- Data to examine -
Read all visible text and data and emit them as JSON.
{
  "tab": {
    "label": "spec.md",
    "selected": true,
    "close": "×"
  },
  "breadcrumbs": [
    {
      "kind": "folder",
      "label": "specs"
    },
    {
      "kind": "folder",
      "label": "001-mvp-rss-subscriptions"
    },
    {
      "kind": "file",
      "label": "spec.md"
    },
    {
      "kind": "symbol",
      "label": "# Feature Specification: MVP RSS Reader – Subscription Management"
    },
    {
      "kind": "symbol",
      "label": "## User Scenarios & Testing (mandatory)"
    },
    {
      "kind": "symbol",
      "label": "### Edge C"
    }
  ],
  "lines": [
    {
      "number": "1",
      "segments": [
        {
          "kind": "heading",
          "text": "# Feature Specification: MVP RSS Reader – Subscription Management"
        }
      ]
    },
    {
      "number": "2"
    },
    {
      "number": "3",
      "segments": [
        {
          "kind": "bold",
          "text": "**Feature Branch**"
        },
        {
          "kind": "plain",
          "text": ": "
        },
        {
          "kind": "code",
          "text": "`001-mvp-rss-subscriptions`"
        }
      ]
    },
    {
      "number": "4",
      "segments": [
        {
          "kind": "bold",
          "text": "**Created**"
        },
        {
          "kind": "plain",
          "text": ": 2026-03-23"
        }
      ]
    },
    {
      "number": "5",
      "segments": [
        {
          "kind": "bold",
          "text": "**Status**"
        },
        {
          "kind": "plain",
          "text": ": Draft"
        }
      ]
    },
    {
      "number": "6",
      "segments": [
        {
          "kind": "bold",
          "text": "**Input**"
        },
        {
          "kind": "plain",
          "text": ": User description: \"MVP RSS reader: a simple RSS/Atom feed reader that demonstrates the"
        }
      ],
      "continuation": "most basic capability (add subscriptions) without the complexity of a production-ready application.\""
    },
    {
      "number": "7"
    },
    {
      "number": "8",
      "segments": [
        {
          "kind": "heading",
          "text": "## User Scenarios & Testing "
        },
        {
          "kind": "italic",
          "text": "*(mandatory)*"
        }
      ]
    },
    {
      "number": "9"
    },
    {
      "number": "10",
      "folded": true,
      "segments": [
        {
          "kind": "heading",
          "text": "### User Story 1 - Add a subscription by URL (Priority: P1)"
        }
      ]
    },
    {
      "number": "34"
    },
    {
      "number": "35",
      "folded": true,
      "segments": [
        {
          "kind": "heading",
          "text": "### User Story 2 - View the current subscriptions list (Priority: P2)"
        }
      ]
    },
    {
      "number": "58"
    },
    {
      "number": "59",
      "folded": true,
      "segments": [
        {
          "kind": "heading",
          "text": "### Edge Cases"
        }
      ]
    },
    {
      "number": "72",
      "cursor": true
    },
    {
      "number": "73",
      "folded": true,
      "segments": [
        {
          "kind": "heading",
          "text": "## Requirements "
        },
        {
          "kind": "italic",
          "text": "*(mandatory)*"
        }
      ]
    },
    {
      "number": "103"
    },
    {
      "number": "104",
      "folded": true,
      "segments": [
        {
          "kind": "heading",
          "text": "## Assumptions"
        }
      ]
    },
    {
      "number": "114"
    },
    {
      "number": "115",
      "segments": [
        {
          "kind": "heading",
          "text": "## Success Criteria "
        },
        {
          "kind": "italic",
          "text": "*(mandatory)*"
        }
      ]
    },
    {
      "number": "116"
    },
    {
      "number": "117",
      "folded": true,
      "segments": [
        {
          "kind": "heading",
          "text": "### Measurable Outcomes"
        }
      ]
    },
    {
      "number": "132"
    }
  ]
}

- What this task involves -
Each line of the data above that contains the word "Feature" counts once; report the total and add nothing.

- Response box -
3